The distinctive Wok Box take-out containerToday was one of those marking-under-deadlines, can’t seem to communicate properly with anyone, too much to do, not enough time days. It was unseasonably warm (10 degrees!), but dark clouds loomed over every commute, and none of my coats are fitting properly, so I have to wear big scarves over them to cover the gaping between buttons on my chest. I hate feeling encumbered.

I spent the early evening learning the routine for the kitties I will be babysitting for over the next few days (more about that soon), and then it was cheap grocery shopping at Save On, a stop over at Planet Organic, and finally I succumbed to the soft yellow coconut curried udon noodles with lemon grass, pineapple, and tofu at Wok Box.

There are more than a few noodle houses in the city, but this is the only one that advertises their ample vegan and gluten-free menu. This is a haven for tired vegans in a city with no vegan chain restaurants, food carts, bakeries- there’s only one vegan restaurant in the entire city– and it’s on the wrong side of the river (yes, it’s the token Buddhist joint.)

Then I called the boy to drive me home in exchange for Amy’s Broccoli Pot Pie and other warm treats.

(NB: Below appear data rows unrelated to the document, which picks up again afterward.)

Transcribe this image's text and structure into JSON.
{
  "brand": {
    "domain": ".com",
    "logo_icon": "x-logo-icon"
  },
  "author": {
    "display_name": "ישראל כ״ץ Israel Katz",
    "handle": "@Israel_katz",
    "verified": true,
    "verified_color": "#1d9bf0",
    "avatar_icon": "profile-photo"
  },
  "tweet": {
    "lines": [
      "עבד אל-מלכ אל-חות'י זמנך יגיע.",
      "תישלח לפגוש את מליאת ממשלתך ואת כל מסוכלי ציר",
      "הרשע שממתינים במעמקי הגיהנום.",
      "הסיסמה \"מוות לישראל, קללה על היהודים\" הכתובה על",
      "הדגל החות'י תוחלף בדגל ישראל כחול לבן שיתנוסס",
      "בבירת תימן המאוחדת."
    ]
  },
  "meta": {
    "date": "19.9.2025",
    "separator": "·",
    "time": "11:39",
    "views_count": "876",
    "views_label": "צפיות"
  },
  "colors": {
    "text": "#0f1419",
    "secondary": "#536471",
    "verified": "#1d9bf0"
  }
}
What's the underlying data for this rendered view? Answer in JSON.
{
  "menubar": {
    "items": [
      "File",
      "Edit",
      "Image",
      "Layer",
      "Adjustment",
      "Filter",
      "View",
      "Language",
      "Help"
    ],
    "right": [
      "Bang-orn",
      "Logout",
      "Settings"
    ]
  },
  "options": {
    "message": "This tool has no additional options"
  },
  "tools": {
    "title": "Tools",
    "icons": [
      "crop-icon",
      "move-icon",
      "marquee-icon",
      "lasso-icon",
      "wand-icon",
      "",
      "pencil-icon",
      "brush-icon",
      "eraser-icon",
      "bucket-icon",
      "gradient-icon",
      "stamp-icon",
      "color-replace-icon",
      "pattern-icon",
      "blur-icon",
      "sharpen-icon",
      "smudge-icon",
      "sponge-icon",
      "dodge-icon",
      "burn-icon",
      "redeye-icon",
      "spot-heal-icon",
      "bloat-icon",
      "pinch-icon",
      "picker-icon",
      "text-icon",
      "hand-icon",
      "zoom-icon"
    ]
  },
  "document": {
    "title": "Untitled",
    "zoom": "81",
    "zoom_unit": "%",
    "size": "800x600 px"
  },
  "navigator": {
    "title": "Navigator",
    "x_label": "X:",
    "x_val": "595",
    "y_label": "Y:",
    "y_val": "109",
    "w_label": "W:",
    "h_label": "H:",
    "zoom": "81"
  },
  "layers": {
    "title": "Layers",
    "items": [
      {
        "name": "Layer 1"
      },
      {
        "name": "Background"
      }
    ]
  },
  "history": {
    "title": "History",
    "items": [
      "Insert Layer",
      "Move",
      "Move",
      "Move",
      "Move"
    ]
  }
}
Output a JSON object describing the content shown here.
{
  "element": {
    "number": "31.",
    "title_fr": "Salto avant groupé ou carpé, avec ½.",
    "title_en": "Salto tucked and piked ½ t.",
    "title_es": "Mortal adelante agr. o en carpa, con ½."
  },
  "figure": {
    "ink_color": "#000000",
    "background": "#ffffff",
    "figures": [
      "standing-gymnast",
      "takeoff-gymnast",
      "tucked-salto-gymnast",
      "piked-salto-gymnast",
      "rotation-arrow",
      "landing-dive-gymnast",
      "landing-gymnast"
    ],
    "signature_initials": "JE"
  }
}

So, that nearly over-ripe kabocha squash sits on my cluttered kitchen counter, a black splotch forming on one side, while red bell peppers and ginger shrivel slightly in the vegetable cooler. That will have to wait for another day.